__Provided entries__:
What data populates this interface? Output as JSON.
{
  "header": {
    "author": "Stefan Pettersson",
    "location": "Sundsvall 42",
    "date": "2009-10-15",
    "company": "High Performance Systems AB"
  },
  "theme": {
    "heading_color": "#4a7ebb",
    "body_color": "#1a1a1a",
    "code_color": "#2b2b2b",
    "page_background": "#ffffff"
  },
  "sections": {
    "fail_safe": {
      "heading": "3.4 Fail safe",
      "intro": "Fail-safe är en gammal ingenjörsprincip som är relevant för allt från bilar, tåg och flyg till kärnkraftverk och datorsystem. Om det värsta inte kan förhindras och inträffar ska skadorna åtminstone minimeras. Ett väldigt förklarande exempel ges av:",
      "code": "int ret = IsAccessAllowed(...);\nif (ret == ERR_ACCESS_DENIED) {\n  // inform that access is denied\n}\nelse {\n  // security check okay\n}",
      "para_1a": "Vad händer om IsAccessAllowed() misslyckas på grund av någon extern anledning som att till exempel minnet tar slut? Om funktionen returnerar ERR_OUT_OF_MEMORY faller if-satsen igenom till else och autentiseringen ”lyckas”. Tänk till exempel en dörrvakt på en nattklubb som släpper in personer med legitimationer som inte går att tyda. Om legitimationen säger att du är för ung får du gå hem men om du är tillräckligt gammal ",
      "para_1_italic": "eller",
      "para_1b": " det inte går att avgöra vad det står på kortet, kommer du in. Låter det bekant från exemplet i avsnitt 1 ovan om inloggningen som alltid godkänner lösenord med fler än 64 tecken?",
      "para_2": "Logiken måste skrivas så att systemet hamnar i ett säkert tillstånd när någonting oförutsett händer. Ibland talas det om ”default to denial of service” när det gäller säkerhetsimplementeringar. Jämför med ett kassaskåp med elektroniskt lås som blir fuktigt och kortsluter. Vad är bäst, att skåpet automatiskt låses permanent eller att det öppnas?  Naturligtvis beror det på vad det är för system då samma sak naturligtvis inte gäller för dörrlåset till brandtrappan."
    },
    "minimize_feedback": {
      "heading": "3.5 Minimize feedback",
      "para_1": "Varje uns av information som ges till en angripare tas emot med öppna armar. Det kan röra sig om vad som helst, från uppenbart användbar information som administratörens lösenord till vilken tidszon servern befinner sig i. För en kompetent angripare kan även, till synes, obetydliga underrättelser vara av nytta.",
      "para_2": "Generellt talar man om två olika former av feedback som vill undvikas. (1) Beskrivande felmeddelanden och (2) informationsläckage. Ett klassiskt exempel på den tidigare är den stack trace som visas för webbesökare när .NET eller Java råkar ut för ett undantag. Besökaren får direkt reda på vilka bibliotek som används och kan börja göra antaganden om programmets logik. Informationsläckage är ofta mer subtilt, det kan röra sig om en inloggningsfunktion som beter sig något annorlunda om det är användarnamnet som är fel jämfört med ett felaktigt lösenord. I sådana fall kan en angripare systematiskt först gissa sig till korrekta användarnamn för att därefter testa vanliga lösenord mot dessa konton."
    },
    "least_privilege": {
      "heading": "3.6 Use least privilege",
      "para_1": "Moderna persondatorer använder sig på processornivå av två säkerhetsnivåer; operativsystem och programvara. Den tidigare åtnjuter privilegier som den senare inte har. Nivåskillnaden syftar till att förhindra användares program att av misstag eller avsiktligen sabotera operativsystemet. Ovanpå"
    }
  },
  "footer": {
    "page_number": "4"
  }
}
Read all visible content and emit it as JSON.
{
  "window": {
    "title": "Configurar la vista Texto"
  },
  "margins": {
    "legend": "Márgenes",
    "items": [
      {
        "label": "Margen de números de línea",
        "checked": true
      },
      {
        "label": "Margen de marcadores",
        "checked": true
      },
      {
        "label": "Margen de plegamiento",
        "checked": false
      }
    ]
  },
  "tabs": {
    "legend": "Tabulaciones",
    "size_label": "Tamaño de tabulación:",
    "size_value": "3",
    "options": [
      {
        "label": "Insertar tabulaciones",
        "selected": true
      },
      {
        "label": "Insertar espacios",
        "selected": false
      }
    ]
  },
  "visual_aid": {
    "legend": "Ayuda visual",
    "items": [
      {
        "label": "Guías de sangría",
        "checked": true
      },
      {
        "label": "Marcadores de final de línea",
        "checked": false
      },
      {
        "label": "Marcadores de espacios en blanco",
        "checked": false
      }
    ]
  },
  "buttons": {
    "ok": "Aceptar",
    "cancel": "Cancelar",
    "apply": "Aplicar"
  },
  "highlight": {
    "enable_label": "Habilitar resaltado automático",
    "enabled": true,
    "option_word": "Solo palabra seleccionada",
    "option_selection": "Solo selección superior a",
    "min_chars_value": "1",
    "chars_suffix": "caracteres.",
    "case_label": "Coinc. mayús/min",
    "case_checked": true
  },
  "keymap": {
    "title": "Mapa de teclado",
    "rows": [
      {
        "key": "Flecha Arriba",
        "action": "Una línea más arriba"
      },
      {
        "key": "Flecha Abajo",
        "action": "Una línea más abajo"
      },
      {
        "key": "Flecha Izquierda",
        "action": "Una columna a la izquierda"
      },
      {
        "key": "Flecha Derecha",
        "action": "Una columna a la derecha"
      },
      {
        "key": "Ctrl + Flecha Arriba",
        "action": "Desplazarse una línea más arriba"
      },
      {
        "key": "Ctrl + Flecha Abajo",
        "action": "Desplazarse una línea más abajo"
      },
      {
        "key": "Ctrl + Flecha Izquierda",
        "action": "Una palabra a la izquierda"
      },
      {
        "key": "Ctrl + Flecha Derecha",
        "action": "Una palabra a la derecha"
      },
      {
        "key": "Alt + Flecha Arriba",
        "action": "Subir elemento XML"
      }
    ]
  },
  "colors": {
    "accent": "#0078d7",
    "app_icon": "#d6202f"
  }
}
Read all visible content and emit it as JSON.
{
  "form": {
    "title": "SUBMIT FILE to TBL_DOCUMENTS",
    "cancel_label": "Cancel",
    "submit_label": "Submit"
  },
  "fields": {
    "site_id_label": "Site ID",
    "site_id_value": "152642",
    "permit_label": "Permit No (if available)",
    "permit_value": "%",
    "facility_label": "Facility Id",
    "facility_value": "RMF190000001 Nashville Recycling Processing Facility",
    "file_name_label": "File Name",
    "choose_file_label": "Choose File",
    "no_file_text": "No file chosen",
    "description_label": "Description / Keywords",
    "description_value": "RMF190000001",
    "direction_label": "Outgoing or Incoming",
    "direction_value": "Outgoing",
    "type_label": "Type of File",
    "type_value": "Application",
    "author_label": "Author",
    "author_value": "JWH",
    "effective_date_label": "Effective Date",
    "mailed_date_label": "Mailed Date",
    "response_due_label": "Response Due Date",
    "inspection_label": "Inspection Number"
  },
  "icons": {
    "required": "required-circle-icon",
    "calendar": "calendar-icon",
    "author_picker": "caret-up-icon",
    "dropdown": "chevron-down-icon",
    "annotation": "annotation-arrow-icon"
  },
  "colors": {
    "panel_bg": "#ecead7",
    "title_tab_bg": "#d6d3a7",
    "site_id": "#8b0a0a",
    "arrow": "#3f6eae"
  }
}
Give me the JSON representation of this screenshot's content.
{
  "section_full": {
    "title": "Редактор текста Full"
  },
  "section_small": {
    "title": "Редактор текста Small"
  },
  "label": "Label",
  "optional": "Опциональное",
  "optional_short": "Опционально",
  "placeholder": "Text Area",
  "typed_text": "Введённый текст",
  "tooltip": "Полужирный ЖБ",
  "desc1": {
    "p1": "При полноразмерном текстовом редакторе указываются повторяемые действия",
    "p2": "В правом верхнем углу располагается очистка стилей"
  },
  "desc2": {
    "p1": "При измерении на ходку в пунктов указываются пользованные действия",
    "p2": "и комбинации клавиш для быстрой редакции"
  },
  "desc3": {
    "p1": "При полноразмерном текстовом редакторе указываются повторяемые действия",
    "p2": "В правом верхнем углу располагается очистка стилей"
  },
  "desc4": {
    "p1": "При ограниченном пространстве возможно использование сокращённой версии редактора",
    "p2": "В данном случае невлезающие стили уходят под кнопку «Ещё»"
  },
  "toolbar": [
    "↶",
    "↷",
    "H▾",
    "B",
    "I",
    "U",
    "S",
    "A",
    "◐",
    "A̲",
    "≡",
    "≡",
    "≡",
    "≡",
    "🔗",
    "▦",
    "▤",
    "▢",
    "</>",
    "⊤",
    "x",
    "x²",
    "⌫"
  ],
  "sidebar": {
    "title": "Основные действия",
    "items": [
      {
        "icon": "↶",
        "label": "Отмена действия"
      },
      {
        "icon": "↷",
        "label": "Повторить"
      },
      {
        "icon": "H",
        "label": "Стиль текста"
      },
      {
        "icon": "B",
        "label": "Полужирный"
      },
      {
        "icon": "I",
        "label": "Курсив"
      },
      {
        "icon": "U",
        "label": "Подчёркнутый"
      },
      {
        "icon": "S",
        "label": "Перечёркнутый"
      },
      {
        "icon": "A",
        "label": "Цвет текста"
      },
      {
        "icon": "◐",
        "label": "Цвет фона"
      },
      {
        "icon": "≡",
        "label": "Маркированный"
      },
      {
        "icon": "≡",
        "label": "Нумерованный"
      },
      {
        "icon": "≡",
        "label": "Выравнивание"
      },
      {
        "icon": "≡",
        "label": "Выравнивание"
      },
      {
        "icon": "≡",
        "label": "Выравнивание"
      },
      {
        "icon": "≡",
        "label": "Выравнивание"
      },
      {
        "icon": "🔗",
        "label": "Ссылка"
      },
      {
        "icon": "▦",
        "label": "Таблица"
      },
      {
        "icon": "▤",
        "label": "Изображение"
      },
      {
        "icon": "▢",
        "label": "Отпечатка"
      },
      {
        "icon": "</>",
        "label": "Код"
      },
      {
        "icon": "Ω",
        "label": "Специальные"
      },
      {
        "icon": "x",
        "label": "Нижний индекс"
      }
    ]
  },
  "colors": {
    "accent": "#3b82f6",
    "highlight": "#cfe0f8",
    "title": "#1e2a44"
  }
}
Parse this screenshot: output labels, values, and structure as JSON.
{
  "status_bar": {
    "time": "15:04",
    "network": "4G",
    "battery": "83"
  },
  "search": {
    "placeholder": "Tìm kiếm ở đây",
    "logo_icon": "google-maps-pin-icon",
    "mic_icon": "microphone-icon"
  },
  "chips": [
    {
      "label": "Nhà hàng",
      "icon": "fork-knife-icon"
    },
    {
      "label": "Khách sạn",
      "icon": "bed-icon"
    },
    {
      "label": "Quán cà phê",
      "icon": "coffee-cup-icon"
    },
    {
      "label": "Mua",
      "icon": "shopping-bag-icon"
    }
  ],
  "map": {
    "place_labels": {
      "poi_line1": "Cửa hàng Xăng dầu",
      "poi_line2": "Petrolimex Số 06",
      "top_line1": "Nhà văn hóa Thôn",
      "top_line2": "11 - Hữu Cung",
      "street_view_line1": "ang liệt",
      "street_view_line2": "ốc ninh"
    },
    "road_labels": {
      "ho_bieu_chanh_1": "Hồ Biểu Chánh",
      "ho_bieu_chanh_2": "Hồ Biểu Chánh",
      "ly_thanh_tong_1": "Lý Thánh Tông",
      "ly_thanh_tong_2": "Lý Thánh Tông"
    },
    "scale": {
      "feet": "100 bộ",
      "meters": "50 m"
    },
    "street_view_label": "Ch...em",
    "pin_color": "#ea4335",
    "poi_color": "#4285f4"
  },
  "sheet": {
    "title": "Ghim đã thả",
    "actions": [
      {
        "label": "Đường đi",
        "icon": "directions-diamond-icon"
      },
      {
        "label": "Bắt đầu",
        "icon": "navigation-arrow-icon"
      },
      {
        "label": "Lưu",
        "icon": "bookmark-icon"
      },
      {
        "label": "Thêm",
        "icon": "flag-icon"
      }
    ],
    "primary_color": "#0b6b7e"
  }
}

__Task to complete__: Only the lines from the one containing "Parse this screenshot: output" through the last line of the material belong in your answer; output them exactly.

__Reply to the exercise__:
Parse this screenshot: output labels, values, and structure as JSON.
{
  "status_bar": {
    "time": "15:04",
    "network": "4G",
    "battery": "83"
  },
  "search": {
    "placeholder": "Tìm kiếm ở đây",
    "logo_icon": "google-maps-pin-icon",
    "mic_icon": "microphone-icon"
  },
  "chips": [
    {
      "label": "Nhà hàng",
      "icon": "fork-knife-icon"
    },
    {
      "label": "Khách sạn",
      "icon": "bed-icon"
    },
    {
      "label": "Quán cà phê",
      "icon": "coffee-cup-icon"
    },
    {
      "label": "Mua",
      "icon": "shopping-bag-icon"
    }
  ],
  "map": {
    "place_labels": {
      "poi_line1": "Cửa hàng Xăng dầu",
      "poi_line2": "Petrolimex Số 06",
      "top_line1": "Nhà văn hóa Thôn",
      "top_line2": "11 - Hữu Cung",
      "street_view_line1": "ang liệt",
      "street_view_line2": "ốc ninh"
    },
    "road_labels": {
      "ho_bieu_chanh_1": "Hồ Biểu Chánh",
      "ho_bieu_chanh_2": "Hồ Biểu Chánh",
      "ly_thanh_tong_1": "Lý Thánh Tông",
      "ly_thanh_tong_2": "Lý Thánh Tông"
    },
    "scale": {
      "feet": "100 bộ",
      "meters": "50 m"
    },
    "street_view_label": "Ch...em",
    "pin_color": "#ea4335",
    "poi_color": "#4285f4"
  },
  "sheet": {
    "title": "Ghim đã thả",
    "actions": [
      {
        "label": "Đường đi",
        "icon": "directions-diamond-icon"
      },
      {
        "label": "Bắt đầu",
        "icon": "navigation-arrow-icon"
      },
      {
        "label": "Lưu",
        "icon": "bookmark-icon"
      },
      {
        "label": "Thêm",
        "icon": "flag-icon"
      }
    ],
    "primary_color": "#0b6b7e"
  }
}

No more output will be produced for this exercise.